'''

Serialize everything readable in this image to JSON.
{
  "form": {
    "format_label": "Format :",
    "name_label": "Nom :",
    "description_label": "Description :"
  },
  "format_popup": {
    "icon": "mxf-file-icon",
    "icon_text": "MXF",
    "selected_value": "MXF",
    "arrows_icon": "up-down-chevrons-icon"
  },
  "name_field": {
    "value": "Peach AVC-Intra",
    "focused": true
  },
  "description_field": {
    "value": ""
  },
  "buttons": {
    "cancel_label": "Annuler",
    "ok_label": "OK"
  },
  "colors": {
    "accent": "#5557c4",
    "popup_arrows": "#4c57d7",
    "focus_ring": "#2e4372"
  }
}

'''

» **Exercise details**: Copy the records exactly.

» **Exercise output**:
Serialize everything readable in this image to JSON.
{
  "form": {
    "format_label": "Format :",
    "name_label": "Nom :",
    "description_label": "Description :"
  },
  "format_popup": {
    "icon": "mxf-file-icon",
    "icon_text": "MXF",
    "selected_value": "MXF",
    "arrows_icon": "up-down-chevrons-icon"
  },
  "name_field": {
    "value": "Peach AVC-Intra",
    "focused": true
  },
  "description_field": {
    "value": ""
  },
  "buttons": {
    "cancel_label": "Annuler",
    "ok_label": "OK"
  },
  "colors": {
    "accent": "#5557c4",
    "popup_arrows": "#4c57d7",
    "focus_ring": "#2e4372"
  }
}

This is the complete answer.